**Task prompt**
Read through the lines below for the string "Composition" and copy each one that has it.

Dataset rows for apps and sites
Segment Open
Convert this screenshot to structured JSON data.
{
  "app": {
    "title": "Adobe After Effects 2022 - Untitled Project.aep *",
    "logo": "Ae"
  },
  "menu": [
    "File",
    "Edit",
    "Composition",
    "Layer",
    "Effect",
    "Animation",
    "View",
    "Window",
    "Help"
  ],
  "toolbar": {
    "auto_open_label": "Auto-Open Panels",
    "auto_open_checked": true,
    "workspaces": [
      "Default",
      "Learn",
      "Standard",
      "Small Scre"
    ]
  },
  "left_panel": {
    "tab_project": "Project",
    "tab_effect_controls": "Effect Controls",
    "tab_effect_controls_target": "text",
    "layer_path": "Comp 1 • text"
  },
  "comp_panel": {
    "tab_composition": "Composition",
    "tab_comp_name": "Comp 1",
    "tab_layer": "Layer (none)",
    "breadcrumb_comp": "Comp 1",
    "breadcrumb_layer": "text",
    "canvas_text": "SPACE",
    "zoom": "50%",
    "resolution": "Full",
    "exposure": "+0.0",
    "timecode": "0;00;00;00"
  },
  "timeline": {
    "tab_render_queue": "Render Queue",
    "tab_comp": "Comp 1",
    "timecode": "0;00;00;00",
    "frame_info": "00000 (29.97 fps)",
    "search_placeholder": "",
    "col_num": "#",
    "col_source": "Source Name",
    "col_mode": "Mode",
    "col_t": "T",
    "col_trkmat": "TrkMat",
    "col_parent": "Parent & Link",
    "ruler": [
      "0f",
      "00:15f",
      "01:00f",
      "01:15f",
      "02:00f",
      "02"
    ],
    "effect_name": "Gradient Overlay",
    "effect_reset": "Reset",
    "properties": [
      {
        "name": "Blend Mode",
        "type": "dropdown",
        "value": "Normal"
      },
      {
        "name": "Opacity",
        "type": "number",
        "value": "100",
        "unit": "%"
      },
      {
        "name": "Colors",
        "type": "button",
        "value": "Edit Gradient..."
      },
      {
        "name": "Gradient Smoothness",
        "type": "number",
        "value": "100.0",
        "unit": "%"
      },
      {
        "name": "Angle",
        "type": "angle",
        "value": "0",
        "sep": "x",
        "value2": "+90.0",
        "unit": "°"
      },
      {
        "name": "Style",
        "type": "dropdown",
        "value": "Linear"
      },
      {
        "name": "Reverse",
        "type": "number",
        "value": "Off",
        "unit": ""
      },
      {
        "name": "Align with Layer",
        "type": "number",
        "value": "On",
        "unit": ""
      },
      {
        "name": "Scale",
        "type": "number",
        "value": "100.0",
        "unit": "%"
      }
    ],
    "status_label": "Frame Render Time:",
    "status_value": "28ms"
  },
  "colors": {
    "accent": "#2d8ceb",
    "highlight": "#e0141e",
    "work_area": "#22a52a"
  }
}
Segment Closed
**Reply**
    "Composition",
    "tab_composition": "Composition",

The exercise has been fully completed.